Given information section start
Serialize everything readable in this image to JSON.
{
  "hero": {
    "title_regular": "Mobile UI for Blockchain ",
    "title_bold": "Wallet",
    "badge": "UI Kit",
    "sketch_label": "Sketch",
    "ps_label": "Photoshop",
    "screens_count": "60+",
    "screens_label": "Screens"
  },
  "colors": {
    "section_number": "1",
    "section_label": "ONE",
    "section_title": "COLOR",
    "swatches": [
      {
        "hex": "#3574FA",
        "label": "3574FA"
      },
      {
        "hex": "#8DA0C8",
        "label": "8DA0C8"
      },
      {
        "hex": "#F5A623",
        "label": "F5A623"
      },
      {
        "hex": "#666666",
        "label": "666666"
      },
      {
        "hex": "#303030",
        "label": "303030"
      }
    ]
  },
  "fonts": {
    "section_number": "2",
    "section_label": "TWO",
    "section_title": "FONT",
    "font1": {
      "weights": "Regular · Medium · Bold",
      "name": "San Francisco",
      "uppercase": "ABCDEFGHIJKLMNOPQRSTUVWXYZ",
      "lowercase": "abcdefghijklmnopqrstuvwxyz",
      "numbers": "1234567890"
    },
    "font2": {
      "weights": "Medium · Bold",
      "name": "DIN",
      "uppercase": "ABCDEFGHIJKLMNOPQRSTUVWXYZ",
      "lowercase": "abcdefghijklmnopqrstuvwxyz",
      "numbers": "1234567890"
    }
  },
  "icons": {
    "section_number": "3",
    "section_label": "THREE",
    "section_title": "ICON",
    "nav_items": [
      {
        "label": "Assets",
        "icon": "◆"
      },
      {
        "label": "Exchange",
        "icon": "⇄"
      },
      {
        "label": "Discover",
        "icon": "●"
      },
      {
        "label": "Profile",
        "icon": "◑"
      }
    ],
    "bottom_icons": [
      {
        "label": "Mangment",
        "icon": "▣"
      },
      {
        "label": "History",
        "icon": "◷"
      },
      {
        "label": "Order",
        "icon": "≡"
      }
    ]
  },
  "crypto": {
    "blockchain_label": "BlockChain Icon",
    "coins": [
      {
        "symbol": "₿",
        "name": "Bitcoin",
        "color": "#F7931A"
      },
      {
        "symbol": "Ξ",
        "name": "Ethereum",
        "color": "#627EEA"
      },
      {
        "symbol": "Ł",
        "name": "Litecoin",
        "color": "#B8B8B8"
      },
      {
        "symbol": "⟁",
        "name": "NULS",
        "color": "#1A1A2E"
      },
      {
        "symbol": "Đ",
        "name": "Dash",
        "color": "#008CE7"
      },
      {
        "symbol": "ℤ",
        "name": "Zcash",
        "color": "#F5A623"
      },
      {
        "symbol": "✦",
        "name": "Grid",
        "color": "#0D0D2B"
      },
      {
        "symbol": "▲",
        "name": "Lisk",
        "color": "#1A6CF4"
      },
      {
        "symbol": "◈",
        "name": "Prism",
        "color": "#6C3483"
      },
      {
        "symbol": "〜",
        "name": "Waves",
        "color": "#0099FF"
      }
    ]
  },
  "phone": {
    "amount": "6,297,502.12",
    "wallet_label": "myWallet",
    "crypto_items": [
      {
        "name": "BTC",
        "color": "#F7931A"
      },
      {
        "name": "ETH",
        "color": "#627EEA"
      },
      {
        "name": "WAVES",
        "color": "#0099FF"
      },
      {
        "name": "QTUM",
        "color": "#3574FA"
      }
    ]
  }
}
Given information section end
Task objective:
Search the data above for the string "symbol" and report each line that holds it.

Your response:
        "symbol": "₿",
        "symbol": "Ξ",
        "symbol": "Ł",
        "symbol": "⟁",
        "symbol": "Đ",
        "symbol": "ℤ",
        "symbol": "✦",
        "symbol": "▲",
        "symbol": "◈",
        "symbol": "〜",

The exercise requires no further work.